After a year and a half of outpatient therapy with Dr. Kim, the pair felt Jess was doing well enough to stop regular sessions; while she returned to Dr. Kim’s care in 2016 to cope with other family stressors, it was not until 2017 that bullying by peers led to a serious suicide attempt. At that point, Jess increased her treatment at Bradley by joining the Mindful Teen Dialectical Behavior Therapy for Adolescents (DBT-A) program. This program is designed for teens who exhibit signs of suicidality, non-suicidal self-injury or other self-destructive behaviors. Patients typically enter the six-month, evidence-based program after remaining symptomatic and unsafe despite receiving more intensive services, such as inpatient psychiatric treatment as Jess did. The program provides individual therapy, family therapy sessions as needed, 24-hour access to phone coaching for both adolescents and their caregivers, and a weekly DBT-A multi-family skills group. It was because of the multi-family skills group that Jess worked tirelessly to effectively communicate with her parents; the program helped her feel safe again to open up about her feelings, instead of burying them down deep like she was all too used to doing before.
“She advocates for herself now. And she balances her own needs while also recognizing and respecting the needs of her family.”
Jess continues to partner with Dr. Kim on creating and maintaining a life that is worth living. Dr. Kim has noticed a significant change in Jess since the beginning of their sessions in 2013, “She advocates for herself now. And she balances her own needs while also recognizing and respecting the needs of her family.” The O’Connor/Koehlers now have four adopted children and are fostering another child.

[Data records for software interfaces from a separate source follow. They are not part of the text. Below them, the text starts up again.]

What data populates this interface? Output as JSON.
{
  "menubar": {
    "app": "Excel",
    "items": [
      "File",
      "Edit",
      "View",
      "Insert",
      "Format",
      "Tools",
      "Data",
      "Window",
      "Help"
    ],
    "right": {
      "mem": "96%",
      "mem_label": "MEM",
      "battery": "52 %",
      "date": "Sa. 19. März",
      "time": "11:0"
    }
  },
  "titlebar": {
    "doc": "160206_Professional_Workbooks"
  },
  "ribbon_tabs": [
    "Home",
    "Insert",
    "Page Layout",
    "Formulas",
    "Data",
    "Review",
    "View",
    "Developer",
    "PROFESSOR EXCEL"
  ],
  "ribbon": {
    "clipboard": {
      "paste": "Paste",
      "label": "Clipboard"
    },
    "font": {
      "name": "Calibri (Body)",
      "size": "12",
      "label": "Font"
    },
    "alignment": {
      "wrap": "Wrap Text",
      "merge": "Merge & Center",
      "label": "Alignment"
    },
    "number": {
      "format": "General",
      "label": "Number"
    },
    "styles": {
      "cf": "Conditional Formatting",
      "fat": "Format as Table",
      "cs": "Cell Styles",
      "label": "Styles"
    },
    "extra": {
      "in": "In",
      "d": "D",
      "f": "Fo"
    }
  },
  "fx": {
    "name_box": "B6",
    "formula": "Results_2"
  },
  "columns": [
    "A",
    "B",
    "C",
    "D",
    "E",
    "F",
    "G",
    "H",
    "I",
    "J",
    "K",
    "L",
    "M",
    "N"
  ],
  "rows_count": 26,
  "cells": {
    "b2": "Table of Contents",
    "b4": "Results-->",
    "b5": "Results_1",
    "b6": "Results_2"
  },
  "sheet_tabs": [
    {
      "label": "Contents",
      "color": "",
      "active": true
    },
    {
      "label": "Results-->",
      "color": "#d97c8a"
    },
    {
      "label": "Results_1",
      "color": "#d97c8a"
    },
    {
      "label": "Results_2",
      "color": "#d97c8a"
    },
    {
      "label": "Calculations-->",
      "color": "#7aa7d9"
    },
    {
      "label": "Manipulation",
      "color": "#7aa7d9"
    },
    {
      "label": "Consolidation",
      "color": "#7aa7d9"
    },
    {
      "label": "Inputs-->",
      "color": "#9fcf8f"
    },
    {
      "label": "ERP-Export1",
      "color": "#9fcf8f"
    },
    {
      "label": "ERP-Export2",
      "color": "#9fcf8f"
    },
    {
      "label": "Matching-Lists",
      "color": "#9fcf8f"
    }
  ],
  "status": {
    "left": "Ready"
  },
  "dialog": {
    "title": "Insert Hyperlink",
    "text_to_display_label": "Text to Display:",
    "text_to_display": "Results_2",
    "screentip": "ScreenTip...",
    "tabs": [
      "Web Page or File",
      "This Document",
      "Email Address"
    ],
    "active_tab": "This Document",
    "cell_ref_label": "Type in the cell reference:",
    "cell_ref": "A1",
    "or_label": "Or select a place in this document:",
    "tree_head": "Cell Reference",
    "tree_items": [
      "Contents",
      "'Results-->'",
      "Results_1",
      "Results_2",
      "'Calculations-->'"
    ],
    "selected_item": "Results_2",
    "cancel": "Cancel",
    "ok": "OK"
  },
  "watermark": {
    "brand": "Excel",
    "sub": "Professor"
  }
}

Recently, Jess started participating in beauty pageants and has found a community in which she feels comfortable. She enjoys art and singing, and takes advantage of the after-school programs and scholarships the pageant circuit offers. Jess wants to share her knowledge with others who may be struggling with similar issues, “Don’t be afraid to talk to someone! And never feel bad about how you feel.”